Did you trade debt securities of government sponsored enterprises (aka GSE bonds) between 2009 and 2019? If so, you may be eligible to participate in an antitrust settlement.
Plaintiffs allege that the defendants (see full list below) conspired to fix prices of unsecured GSE bonds issued by Federal National Mortga... Read More
Settlement Fund: $149 Million
Class Period: 2/25/2016 – 9/15/2017
Class Description: all persons and entities who purchased or otherwise acquired publicly-traded Equifax common stock during the... Read More
Out of the hundreds of corporate scandals that begot securities class action litigations and SEC sanctions, the Wells Fargo fake account scandal has to be one of the most fascinating. Or disturbing, maddening, or even comical, depending on your temperment. Personally, I like "Orwellian."
In case you forget the details, (a lot has happened since Sept... Read More
“I could go on and on, but bottom line, the fees being charged are much less than what I was spending in house to file and this is just one less thing I have to spend time trying to figure out how to complete on a consistent basis. I send the data on an annual basis to CCC and they take it from there. My clients are protected (if there is a class action, it is getting filed), the Bank is protected (we are meeting our fiduciary obligation by filing the claims) and…dealing with the CCC staff has been a very positive thing.”
John E. Thomason, The National Bank of Indianapolis
“We were spending countless hours on class action claims before we signed on with CCC in January.
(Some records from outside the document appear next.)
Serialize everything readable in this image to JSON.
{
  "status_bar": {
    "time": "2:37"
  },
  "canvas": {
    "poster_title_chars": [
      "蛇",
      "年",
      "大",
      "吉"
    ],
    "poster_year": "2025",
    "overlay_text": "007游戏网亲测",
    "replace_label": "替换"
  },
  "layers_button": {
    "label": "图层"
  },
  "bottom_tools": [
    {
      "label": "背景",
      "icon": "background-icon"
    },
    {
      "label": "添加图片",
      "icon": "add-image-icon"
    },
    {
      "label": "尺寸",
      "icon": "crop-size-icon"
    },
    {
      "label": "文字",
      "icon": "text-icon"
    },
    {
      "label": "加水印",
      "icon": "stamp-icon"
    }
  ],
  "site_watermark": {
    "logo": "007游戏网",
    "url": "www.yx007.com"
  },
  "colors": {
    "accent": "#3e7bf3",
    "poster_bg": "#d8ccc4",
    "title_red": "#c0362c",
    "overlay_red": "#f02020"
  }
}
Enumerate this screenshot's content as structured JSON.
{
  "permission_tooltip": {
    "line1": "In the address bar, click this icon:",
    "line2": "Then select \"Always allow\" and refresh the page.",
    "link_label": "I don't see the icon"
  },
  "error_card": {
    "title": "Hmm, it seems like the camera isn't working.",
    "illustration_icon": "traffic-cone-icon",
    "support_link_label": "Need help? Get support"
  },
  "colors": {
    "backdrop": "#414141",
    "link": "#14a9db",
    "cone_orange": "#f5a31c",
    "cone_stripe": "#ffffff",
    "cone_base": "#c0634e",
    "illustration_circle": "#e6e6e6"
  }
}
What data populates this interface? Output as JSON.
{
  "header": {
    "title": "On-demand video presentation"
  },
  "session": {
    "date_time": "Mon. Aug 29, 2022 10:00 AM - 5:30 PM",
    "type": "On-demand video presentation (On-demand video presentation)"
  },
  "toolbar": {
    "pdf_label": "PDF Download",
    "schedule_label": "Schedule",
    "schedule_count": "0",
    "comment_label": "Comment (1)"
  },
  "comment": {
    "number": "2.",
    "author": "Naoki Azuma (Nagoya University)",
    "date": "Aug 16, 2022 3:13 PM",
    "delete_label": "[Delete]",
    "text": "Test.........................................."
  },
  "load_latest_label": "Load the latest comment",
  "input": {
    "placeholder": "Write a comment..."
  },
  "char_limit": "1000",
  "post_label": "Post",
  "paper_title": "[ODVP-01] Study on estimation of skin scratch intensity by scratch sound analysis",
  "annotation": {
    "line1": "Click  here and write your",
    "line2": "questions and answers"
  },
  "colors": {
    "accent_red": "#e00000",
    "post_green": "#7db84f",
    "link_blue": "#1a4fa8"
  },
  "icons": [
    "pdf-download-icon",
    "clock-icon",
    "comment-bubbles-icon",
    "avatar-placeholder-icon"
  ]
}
Matt Murray and their technical team ensured our data transmission was seamless and secure. We found everyone at CCC to be professional, courteous, and accommodating.”
Carie A. Minnie, Torrington Savings Bank
“Signing with CCC has made a huge difference. Before, it was horrible. We had to print thousands of pieces of paper, invite clients to come in and sit down with us to show them where to find the transactions, how to input them into the Proof of Claim forms…Now, we do some minor leg work up front when a new account is opened, and then upload our spreadsheet to CCC. And then, voila! It’s very nice to be able to tell our client, “You can shred that Proof of Claim form because CCC has it taken care of.”
Daniela Jones, Barnes Investment Advisory
“Your client reporting portal and customer service is the reason we chose Chicago Clearing.”
Debbie Kirby, Bank of the Ozarks